DIRECTIONS FOR THIS TASK: Before you finish, make sure every line below has been written out exactly.

■ ■ ■ ■ ■

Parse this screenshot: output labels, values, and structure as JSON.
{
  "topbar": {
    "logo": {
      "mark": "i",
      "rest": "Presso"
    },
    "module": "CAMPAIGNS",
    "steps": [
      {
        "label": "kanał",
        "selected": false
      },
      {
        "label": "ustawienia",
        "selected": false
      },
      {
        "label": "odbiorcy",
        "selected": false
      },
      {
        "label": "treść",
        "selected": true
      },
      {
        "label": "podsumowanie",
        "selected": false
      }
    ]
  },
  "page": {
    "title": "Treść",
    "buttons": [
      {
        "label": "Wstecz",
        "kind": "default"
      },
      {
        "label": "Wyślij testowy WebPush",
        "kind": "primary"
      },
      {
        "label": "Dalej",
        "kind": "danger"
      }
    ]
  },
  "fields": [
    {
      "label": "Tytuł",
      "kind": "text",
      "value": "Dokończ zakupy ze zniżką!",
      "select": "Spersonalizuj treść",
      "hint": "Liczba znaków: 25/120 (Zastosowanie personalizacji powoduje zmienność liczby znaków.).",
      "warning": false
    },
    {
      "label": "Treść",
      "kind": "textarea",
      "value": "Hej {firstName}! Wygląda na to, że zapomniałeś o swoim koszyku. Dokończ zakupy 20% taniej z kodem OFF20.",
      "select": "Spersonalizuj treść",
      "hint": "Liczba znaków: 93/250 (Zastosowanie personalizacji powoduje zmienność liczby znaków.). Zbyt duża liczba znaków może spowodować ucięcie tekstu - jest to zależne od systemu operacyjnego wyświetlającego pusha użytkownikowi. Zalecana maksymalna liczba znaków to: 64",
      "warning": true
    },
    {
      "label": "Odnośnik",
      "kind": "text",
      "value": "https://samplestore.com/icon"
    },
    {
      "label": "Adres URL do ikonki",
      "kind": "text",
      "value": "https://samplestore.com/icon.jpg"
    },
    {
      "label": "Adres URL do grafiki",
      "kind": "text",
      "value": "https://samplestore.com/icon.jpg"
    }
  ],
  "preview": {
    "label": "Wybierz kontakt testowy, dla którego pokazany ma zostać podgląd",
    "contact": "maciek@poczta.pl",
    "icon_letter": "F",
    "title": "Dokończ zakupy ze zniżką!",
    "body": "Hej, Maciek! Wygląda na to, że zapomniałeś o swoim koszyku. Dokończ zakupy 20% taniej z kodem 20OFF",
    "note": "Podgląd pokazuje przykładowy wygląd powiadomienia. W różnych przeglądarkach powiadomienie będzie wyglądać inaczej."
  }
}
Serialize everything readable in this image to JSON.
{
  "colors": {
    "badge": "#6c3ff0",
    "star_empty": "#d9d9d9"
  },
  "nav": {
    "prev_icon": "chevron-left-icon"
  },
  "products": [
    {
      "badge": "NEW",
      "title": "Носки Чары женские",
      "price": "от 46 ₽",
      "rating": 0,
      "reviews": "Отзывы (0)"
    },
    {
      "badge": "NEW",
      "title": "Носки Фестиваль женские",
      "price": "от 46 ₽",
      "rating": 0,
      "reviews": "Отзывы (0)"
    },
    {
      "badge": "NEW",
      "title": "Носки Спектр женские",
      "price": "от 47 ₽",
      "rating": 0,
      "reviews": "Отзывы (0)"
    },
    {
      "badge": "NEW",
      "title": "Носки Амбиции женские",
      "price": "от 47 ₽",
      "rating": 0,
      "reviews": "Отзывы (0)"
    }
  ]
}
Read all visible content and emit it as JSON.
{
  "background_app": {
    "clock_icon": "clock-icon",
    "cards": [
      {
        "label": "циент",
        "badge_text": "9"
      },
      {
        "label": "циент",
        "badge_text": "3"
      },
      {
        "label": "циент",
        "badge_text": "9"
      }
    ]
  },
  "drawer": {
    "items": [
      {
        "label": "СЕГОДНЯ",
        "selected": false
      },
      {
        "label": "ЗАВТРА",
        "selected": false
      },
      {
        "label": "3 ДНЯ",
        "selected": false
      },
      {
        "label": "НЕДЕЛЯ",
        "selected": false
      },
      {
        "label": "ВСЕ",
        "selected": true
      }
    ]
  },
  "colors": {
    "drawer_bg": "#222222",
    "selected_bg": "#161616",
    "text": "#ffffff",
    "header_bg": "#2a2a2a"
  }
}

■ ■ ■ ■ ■

RESPONSE TO THIS EXERCISE:
Parse this screenshot: output labels, values, and structure as JSON.
{
  "topbar": {
    "logo": {
      "mark": "i",
      "rest": "Presso"
    },
    "module": "CAMPAIGNS",
    "steps": [
      {
        "label": "kanał",
        "selected": false
      },
      {
        "label": "ustawienia",
        "selected": false
      },
      {
        "label": "odbiorcy",
        "selected": false
      },
      {
        "label": "treść",
        "selected": true
      },
      {
        "label": "podsumowanie",
        "selected": false
      }
    ]
  },
  "page": {
    "title": "Treść",
    "buttons": [
      {
        "label": "Wstecz",
        "kind": "default"
      },
      {
        "label": "Wyślij testowy WebPush",
        "kind": "primary"
      },
      {
        "label": "Dalej",
        "kind": "danger"
      }
    ]
  },
  "fields": [
    {
      "label": "Tytuł",
      "kind": "text",
      "value": "Dokończ zakupy ze zniżką!",
      "select": "Spersonalizuj treść",
      "hint": "Liczba znaków: 25/120 (Zastosowanie personalizacji powoduje zmienność liczby znaków.).",
      "warning": false
    },
    {
      "label": "Treść",
      "kind": "textarea",
      "value": "Hej {firstName}! Wygląda na to, że zapomniałeś o swoim koszyku. Dokończ zakupy 20% taniej z kodem OFF20.",
      "select": "Spersonalizuj treść",
      "hint": "Liczba znaków: 93/250 (Zastosowanie personalizacji powoduje zmienność liczby znaków.). Zbyt duża liczba znaków może spowodować ucięcie tekstu - jest to zależne od systemu operacyjnego wyświetlającego pusha użytkownikowi. Zalecana maksymalna liczba znaków to: 64",
      "warning": true
    },
    {
      "label": "Odnośnik",
      "kind": "text",
      "value": "https://samplestore.com/icon"
    },
    {
      "label": "Adres URL do ikonki",
      "kind": "text",
      "value": "https://samplestore.com/icon.jpg"
    },
    {
      "label": "Adres URL do grafiki",
      "kind": "text",
      "value": "https://samplestore.com/icon.jpg"
    }
  ],
  "preview": {
    "label": "Wybierz kontakt testowy, dla którego pokazany ma zostać podgląd",
    "contact": "maciek@poczta.pl",
    "icon_letter": "F",
    "title": "Dokończ zakupy ze zniżką!",
    "body": "Hej, Maciek! Wygląda na to, że zapomniałeś o swoim koszyku. Dokończ zakupy 20% taniej z kodem 20OFF",
    "note": "Podgląd pokazuje przykładowy wygląd powiadomienia. W różnych przeglądarkach powiadomienie będzie wyglądać inaczej."
  }
}
Serialize everything readable in this image to JSON.
{
  "colors": {
    "badge": "#6c3ff0",
    "star_empty": "#d9d9d9"
  },
  "nav": {
    "prev_icon": "chevron-left-icon"
  },
  "products": [
    {
      "badge": "NEW",
      "title": "Носки Чары женские",
      "price": "от 46 ₽",
      "rating": 0,
      "reviews": "Отзывы (0)"
    },
    {
      "badge": "NEW",
      "title": "Носки Фестиваль женские",
      "price": "от 46 ₽",
      "rating": 0,
      "reviews": "Отзывы (0)"
    },
    {
      "badge": "NEW",
      "title": "Носки Спектр женские",
      "price": "от 47 ₽",
      "rating": 0,
      "reviews": "Отзывы (0)"
    },
    {
      "badge": "NEW",
      "title": "Носки Амбиции женские",
      "price": "от 47 ₽",
      "rating": 0,
      "reviews": "Отзывы (0)"
    }
  ]
}
Read all visible content and emit it as JSON.
{
  "background_app": {
    "clock_icon": "clock-icon",
    "cards": [
      {
        "label": "циент",
        "badge_text": "9"
      },
      {
        "label": "циент",
        "badge_text": "3"
      },
      {
        "label": "циент",
        "badge_text": "9"
      }
    ]
  },
  "drawer": {
    "items": [
      {
        "label": "СЕГОДНЯ",
        "selected": false
      },
      {
        "label": "ЗАВТРА",
        "selected": false
      },
      {
        "label": "3 ДНЯ",
        "selected": false
      },
      {
        "label": "НЕДЕЛЯ",
        "selected": false
      },
      {
        "label": "ВСЕ",
        "selected": true
      }
    ]
  },
  "colors": {
    "drawer_bg": "#222222",
    "selected_bg": "#161616",
    "text": "#ffffff",
    "header_bg": "#2a2a2a"
  }
}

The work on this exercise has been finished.